Dr. Marsh-Tootle is principal investigator of an NEI funded study to improve detection of amblyopia (lazy eye) and its risk factors in primary care settings. Data from Medicaid agencies in Alabama, Illinois and South Carolina show very low rates of quantitative vision screening at preschool ages, when treatment for amblyopia is most effective. This study involves a collaborative effort with colleagues at UAB from the School of Medicine Departments of Pediatrics, Continuing Medical Education, and Preventive Medicine. The overarching goal of the study is to reduce the prevalence of preventable vision loss from amblyopia by improving preschool vision screening in the medical home. Focus group to investigate office practices related to preschool vision screening have recently been completed, with funding from the American Recovery and Reinvestment Act.

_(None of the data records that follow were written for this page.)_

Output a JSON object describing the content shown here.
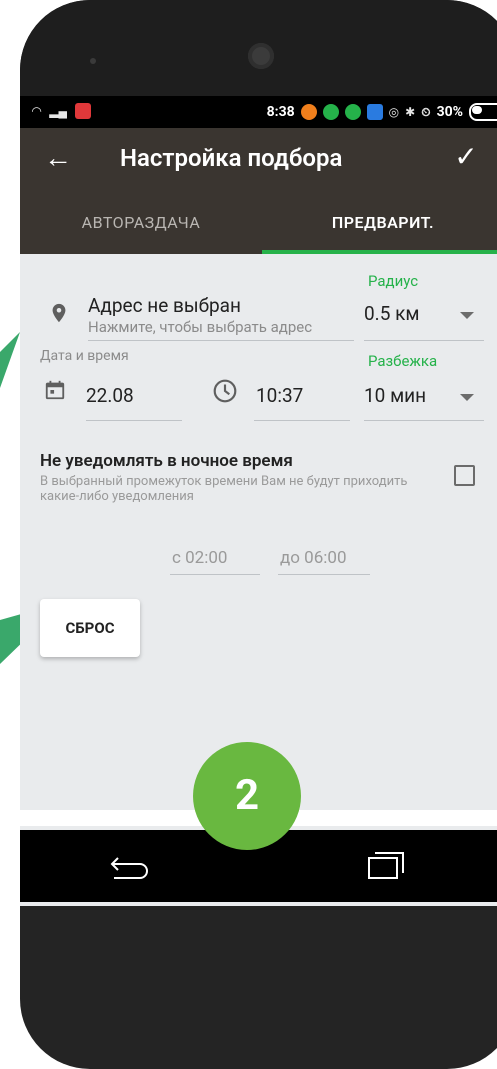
{
  "status_bar": {
    "time": "8:38",
    "battery": "30%"
  },
  "app_bar": {
    "title": "Настройка подбора"
  },
  "tabs": [
    {
      "label": "АВТОРАЗДАЧА",
      "active": false
    },
    {
      "label": "ПРЕДВАРИТ.",
      "active": true
    }
  ],
  "address": {
    "value": "Адрес не выбран",
    "hint": "Нажмите, чтобы выбрать адрес"
  },
  "radius": {
    "label": "Радиус",
    "value": "0.5 км"
  },
  "datetime": {
    "label": "Дата и время",
    "date": "22.08",
    "time": "10:37"
  },
  "spread": {
    "label": "Разбежка",
    "value": "10 мин"
  },
  "night_mode": {
    "title": "Не уведомлять в ночное время",
    "description": "В выбранный промежуток времени Вам не будут приходить какие-либо уведомления",
    "checked": false,
    "from": "с 02:00",
    "to": "до 06:00"
  },
  "reset_button": {
    "label": "СБРОС"
  },
  "badge": {
    "number": "2"
  },
  "colors": {
    "accent_green": "#25b24a",
    "appbar_brown": "#3a3530",
    "badge_green": "#69b840",
    "pointer_green": "#3aa86b"
  }
}
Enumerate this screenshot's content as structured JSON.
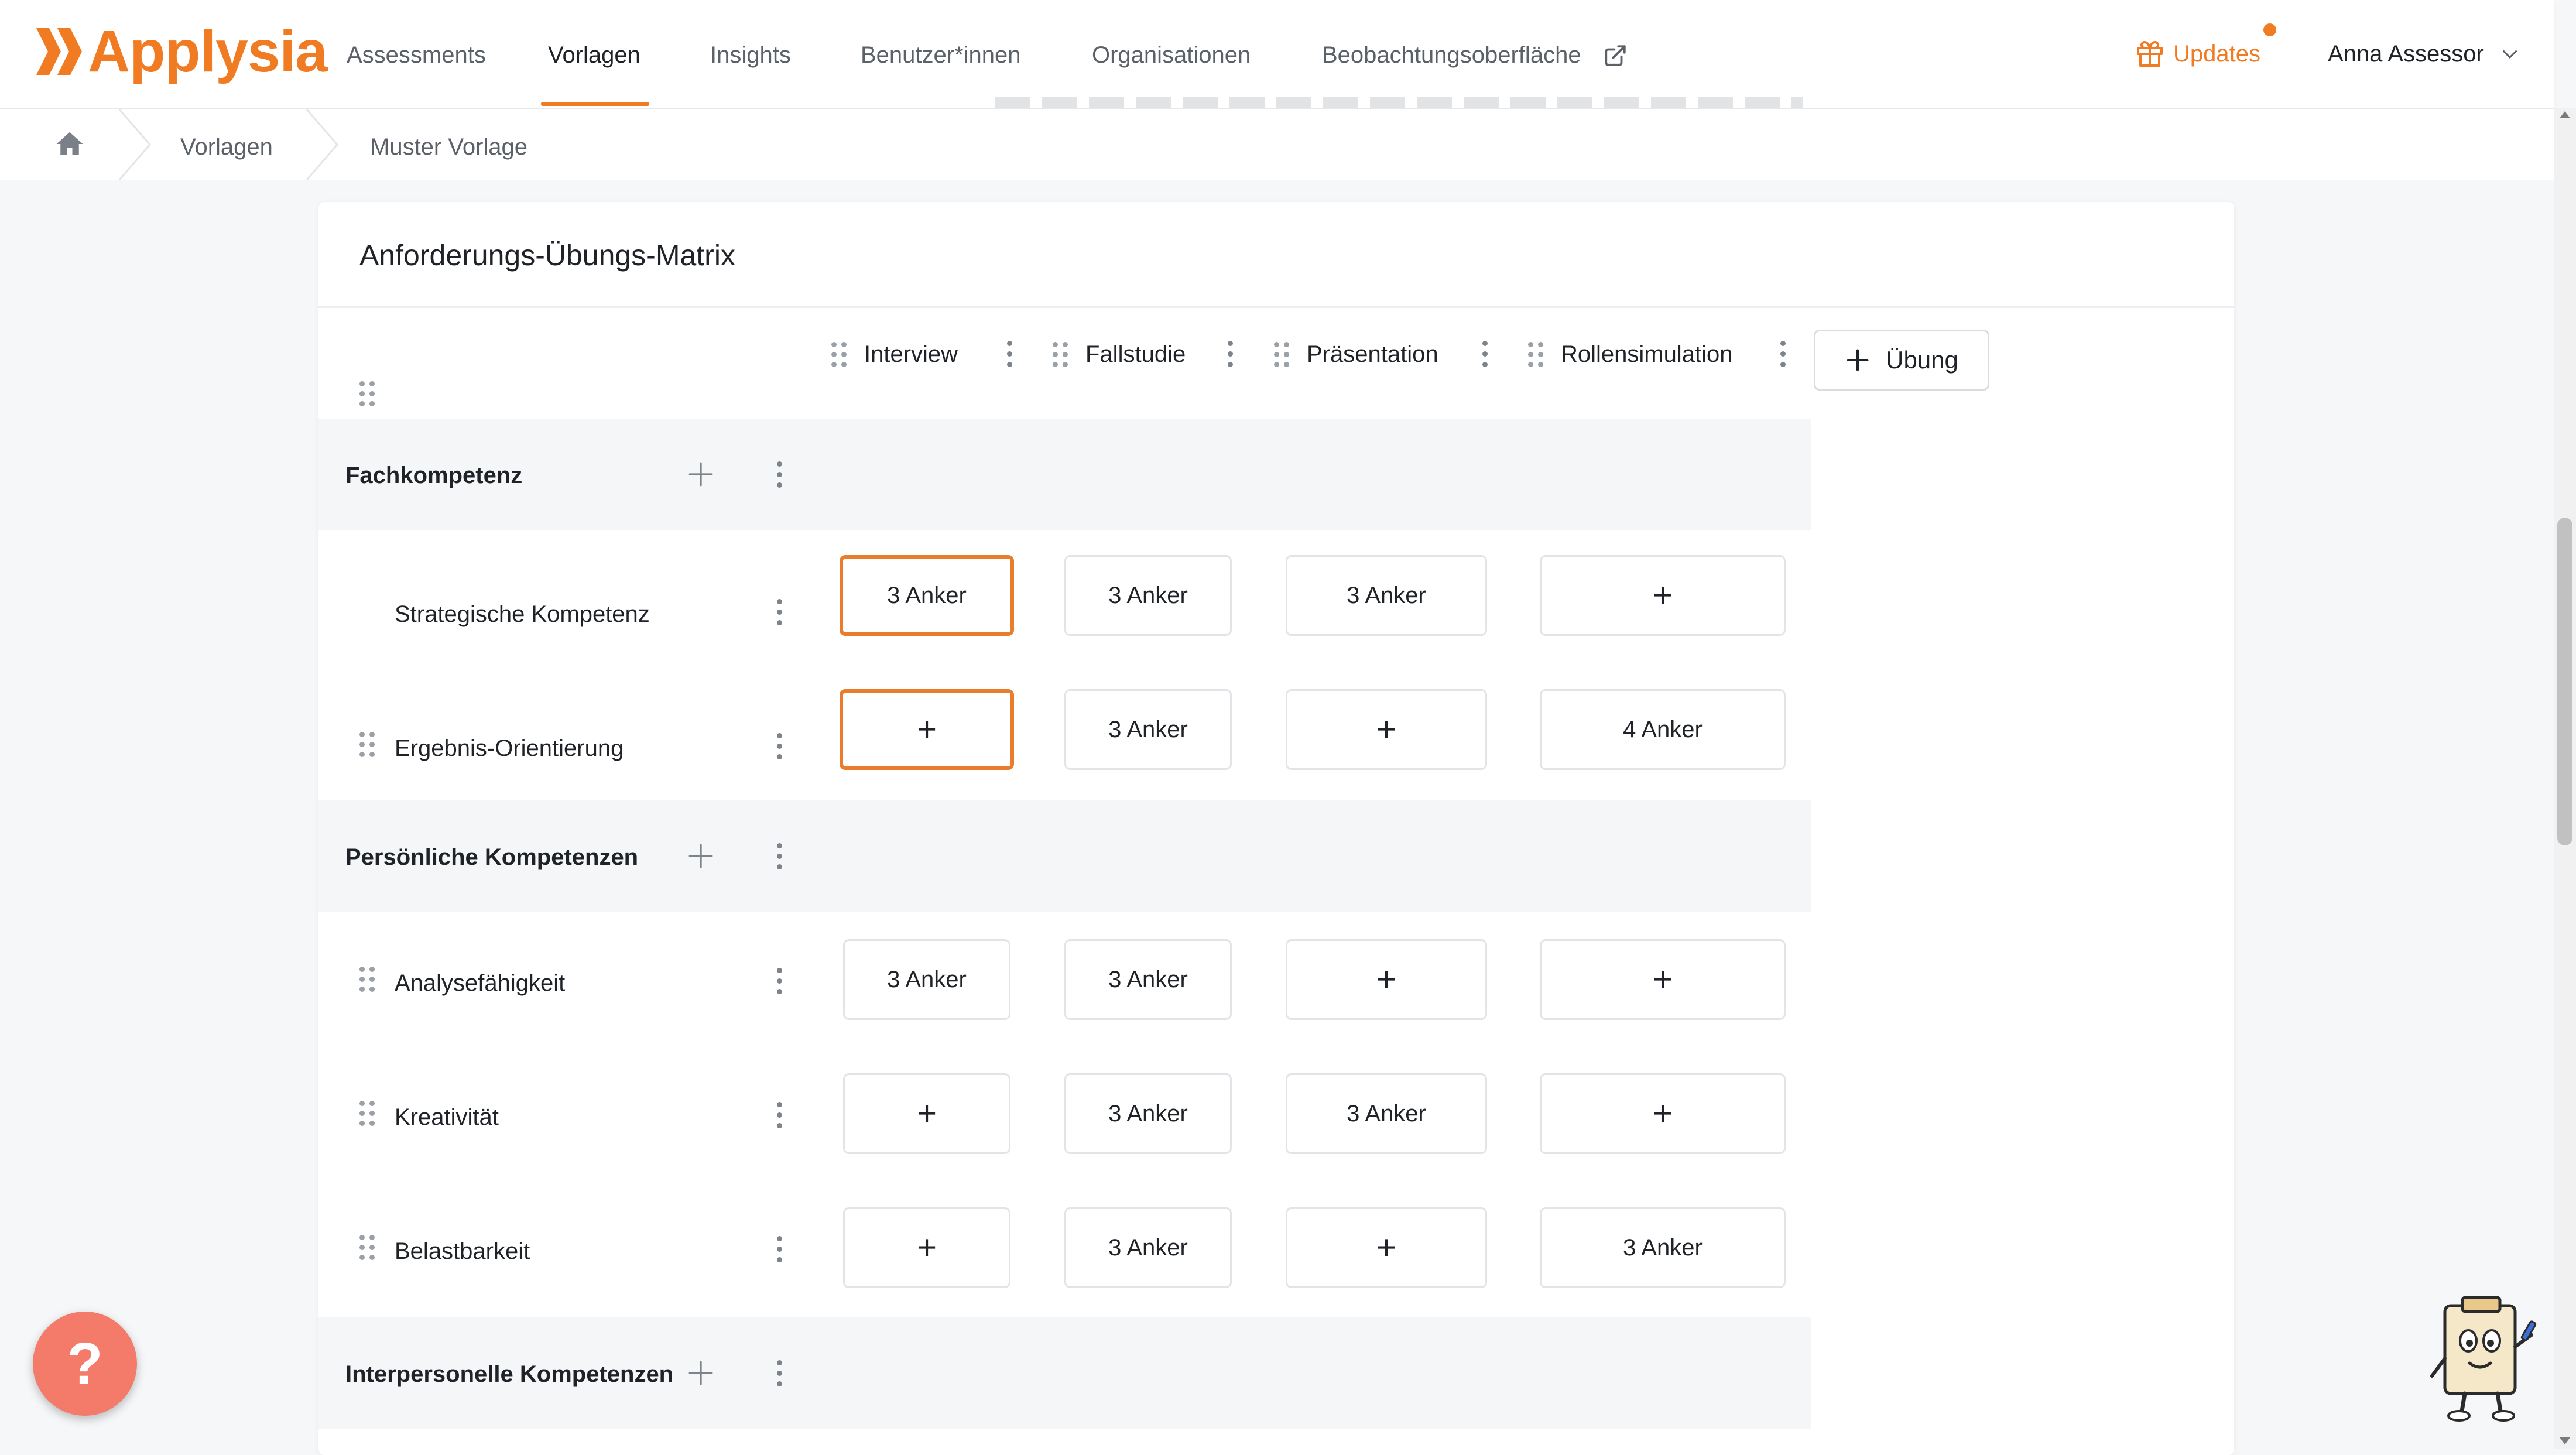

Dr. Marsh-Tootle is also principal investigator of the UAB clinical site for a long-term observational study of myopia (nearsight) development in children who participated in a clinical trial evaluating the effectiveness of progressive addition lenses in slowing myopia progression. This study began in 1997, and more than 90% of children still participate at UAB. Current goals of the study are to characterize the effects of myopia progression on the cornea and retina of the eye. A control group of children is currently being recruited with funding from the American Recovery and Reinvestment Act.

Dr. Marsh-Tootle participates in studies conducted through the Pediatric Eye Disease Investigator Group to determine the best methods to treat amblyopia and myopia. These studies have allowed practitioners to prescribe fewer hours of patching and to offer eye-drops as an equally effective treatment for amblyopia. Current studies are determining the effectiveness of glasses and filters in treating strabismus and amblyopia.

Additional Information:

Dr. Marsh-Tootle is an active member of VOSH International (Volunteers for Optometric Service to Humanity).

Recent Publications:

Marsh-Tootle, WL. Funkhouser E, Frazier MG, Crenshaw K Wall TC. Knowledge, Attitudes and Environment: What Primary Care Providers Say about Preschool Vision Screening. Optom Vis Sci. 2010 Feb;87(2):104-11Quantitative pediatric vision screening in primary care settings in Alabama. Accepted for publication in Optometry and Vision Science, March, 2008.

Repka MX, Kraker RT, Beck RW, Birch E, Cotter SA, Holmes JM, Hertle RW, Hoover DL, Klimek DL,  Marsh-Tootle WL, Scheiman MM, Suh DW, Weakley DR, and the Pediatric Eye Disease Investigator Group. Treatment of severe amblyopia with atropine: Results from two randomized clinical trials. Volume 13, Issue 1, Page e9 (February 2009)

Marsh-Tootle WL, Dong LM, Hyman L, Gwiazda J, Weise, KN, Dias L, Fern K and the COMET Group. Myopia progression in children wearing spectacles versus switching to contact lenses. Optom and Vis Sci 2009,86:741-747.

Marsh-Tootle WL, Wall TC, Quantitative pediatric vision screening in primary care settings in Alabama. Optometry and Vision Science 2008; 85(9):849-856.

Gwiazda J, Hyman L, Dong, LM, Everett D, Norton TT, Kurtz D, Manny RE, Marsh-Tootle WL, Scheiman M; COMET Group. Factors Associated with High Myopia After 7 Years of Follow-up in the Correction of Myopia Evaluation Trial (COMET) Cohort. Ophthalmic Epidemiology 2007; 14(4): 230 - 237.

Hartmann EE, Bradford GE, Chaplin KN, Johnson T, Kemper AR, Kim S, Marsh-Tootle WL, for the PUPVS Panel for American Academy of Pediatrics. Project Universal Preschool Vision Screening: A Demonstration Project Pediatrics Feb 2006;117 e226 e237: http://pediatrics.aappublications.org/cgi/content/abstract/117/2/e226

Marsh-Tootle WL and Frazier MG. "Infants, Toddlers and Children" Chapter 30 in Borish's Clinical Refraction, Second Edition. Eds. Benjamin WJ and Borish IM. Elsevier, St Louis MO., 2006.

Hyman L, Gwiazda J, Hussein M, Norton TT, Wang Y, Marsh-Tootle W, Everett D. and the COMET Group. Relationship of age, sex, and ethnicity with myopia progression and axial elongation in the correction of myopia evaluation trial. Arch Ophthalmol. 2005, 123(7):977-87.